- _Work order_: The data that follows is to be given again, exactly as written.

BEGIN Records shown

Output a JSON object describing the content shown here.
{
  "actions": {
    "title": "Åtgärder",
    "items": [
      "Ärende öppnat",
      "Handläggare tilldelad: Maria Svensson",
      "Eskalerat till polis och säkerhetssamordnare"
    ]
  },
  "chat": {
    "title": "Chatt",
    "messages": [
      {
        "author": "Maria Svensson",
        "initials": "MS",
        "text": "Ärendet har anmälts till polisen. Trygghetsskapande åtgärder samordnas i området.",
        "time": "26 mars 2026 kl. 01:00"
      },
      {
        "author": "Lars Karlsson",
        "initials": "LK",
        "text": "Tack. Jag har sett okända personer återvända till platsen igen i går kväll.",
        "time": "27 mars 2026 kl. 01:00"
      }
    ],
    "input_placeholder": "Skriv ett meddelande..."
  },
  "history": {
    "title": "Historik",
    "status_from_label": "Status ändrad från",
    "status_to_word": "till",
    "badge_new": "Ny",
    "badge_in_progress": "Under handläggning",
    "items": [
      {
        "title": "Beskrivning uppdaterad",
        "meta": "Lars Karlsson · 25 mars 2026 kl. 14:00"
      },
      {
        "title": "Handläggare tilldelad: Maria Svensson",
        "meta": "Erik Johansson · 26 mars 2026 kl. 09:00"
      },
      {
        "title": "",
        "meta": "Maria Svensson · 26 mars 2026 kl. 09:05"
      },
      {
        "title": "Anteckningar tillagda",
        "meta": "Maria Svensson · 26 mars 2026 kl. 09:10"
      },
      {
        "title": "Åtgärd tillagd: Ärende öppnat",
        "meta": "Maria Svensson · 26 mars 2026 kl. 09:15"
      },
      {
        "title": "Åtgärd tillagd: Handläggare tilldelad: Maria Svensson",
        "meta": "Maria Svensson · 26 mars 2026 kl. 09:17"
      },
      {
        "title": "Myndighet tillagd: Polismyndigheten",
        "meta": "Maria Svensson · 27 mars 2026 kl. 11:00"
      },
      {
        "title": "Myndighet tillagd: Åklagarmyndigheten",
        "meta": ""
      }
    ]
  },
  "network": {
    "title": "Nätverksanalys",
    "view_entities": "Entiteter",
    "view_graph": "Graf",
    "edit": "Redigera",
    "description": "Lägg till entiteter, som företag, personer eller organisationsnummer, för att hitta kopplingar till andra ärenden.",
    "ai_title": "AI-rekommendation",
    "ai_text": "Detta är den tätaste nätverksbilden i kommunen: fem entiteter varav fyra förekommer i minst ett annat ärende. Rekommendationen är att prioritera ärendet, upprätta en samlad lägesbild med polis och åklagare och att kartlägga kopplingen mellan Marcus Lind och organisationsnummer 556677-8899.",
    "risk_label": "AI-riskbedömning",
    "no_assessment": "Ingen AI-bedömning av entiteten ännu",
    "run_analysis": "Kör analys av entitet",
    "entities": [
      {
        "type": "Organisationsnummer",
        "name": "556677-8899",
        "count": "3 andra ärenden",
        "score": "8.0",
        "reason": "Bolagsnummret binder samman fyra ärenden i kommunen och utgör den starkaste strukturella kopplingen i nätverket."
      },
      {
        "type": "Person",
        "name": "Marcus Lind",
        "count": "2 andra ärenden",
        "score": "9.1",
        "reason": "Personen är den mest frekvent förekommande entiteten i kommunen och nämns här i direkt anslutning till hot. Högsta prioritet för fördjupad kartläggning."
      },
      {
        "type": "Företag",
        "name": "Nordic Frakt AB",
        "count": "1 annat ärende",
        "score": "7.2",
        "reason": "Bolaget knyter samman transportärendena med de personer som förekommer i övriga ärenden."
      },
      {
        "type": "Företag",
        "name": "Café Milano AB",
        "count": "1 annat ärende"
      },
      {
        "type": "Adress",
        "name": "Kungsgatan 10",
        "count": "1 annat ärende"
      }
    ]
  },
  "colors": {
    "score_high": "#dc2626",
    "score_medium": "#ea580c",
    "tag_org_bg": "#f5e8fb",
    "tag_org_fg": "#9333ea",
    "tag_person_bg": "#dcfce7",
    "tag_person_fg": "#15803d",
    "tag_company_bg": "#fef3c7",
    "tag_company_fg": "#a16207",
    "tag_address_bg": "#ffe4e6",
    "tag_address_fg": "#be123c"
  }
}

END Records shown

- _Exercise solution_:
Output a JSON object describing the content shown here.
{
  "actions": {
    "title": "Åtgärder",
    "items": [
      "Ärende öppnat",
      "Handläggare tilldelad: Maria Svensson",
      "Eskalerat till polis och säkerhetssamordnare"
    ]
  },
  "chat": {
    "title": "Chatt",
    "messages": [
      {
        "author": "Maria Svensson",
        "initials": "MS",
        "text": "Ärendet har anmälts till polisen. Trygghetsskapande åtgärder samordnas i området.",
        "time": "26 mars 2026 kl. 01:00"
      },
      {
        "author": "Lars Karlsson",
        "initials": "LK",
        "text": "Tack. Jag har sett okända personer återvända till platsen igen i går kväll.",
        "time": "27 mars 2026 kl. 01:00"
      }
    ],
    "input_placeholder": "Skriv ett meddelande..."
  },
  "history": {
    "title": "Historik",
    "status_from_label": "Status ändrad från",
    "status_to_word": "till",
    "badge_new": "Ny",
    "badge_in_progress": "Under handläggning",
    "items": [
      {
        "title": "Beskrivning uppdaterad",
        "meta": "Lars Karlsson · 25 mars 2026 kl. 14:00"
      },
      {
        "title": "Handläggare tilldelad: Maria Svensson",
        "meta": "Erik Johansson · 26 mars 2026 kl. 09:00"
      },
      {
        "title": "",
        "meta": "Maria Svensson · 26 mars 2026 kl. 09:05"
      },
      {
        "title": "Anteckningar tillagda",
        "meta": "Maria Svensson · 26 mars 2026 kl. 09:10"
      },
      {
        "title": "Åtgärd tillagd: Ärende öppnat",
        "meta": "Maria Svensson · 26 mars 2026 kl. 09:15"
      },
      {
        "title": "Åtgärd tillagd: Handläggare tilldelad: Maria Svensson",
        "meta": "Maria Svensson · 26 mars 2026 kl. 09:17"
      },
      {
        "title": "Myndighet tillagd: Polismyndigheten",
        "meta": "Maria Svensson · 27 mars 2026 kl. 11:00"
      },
      {
        "title": "Myndighet tillagd: Åklagarmyndigheten",
        "meta": ""
      }
    ]
  },
  "network": {
    "title": "Nätverksanalys",
    "view_entities": "Entiteter",
    "view_graph": "Graf",
    "edit": "Redigera",
    "description": "Lägg till entiteter, som företag, personer eller organisationsnummer, för att hitta kopplingar till andra ärenden.",
    "ai_title": "AI-rekommendation",
    "ai_text": "Detta är den tätaste nätverksbilden i kommunen: fem entiteter varav fyra förekommer i minst ett annat ärende. Rekommendationen är att prioritera ärendet, upprätta en samlad lägesbild med polis och åklagare och att kartlägga kopplingen mellan Marcus Lind och organisationsnummer 556677-8899.",
    "risk_label": "AI-riskbedömning",
    "no_assessment": "Ingen AI-bedömning av entiteten ännu",
    "run_analysis": "Kör analys av entitet",
    "entities": [
      {
        "type": "Organisationsnummer",
        "name": "556677-8899",
        "count": "3 andra ärenden",
        "score": "8.0",
        "reason": "Bolagsnummret binder samman fyra ärenden i kommunen och utgör den starkaste strukturella kopplingen i nätverket."
      },
      {
        "type": "Person",
        "name": "Marcus Lind",
        "count": "2 andra ärenden",
        "score": "9.1",
        "reason": "Personen är den mest frekvent förekommande entiteten i kommunen och nämns här i direkt anslutning till hot. Högsta prioritet för fördjupad kartläggning."
      },
      {
        "type": "Företag",
        "name": "Nordic Frakt AB",
        "count": "1 annat ärende",
        "score": "7.2",
        "reason": "Bolaget knyter samman transportärendena med de personer som förekommer i övriga ärenden."
      },
      {
        "type": "Företag",
        "name": "Café Milano AB",
        "count": "1 annat ärende"
      },
      {
        "type": "Adress",
        "name": "Kungsgatan 10",
        "count": "1 annat ärende"
      }
    ]
  },
  "colors": {
    "score_high": "#dc2626",
    "score_medium": "#ea580c",
    "tag_org_bg": "#f5e8fb",
    "tag_org_fg": "#9333ea",
    "tag_person_bg": "#dcfce7",
    "tag_person_fg": "#15803d",
    "tag_company_bg": "#fef3c7",
    "tag_company_fg": "#a16207",
    "tag_address_bg": "#ffe4e6",
    "tag_address_fg": "#be123c"
  }
}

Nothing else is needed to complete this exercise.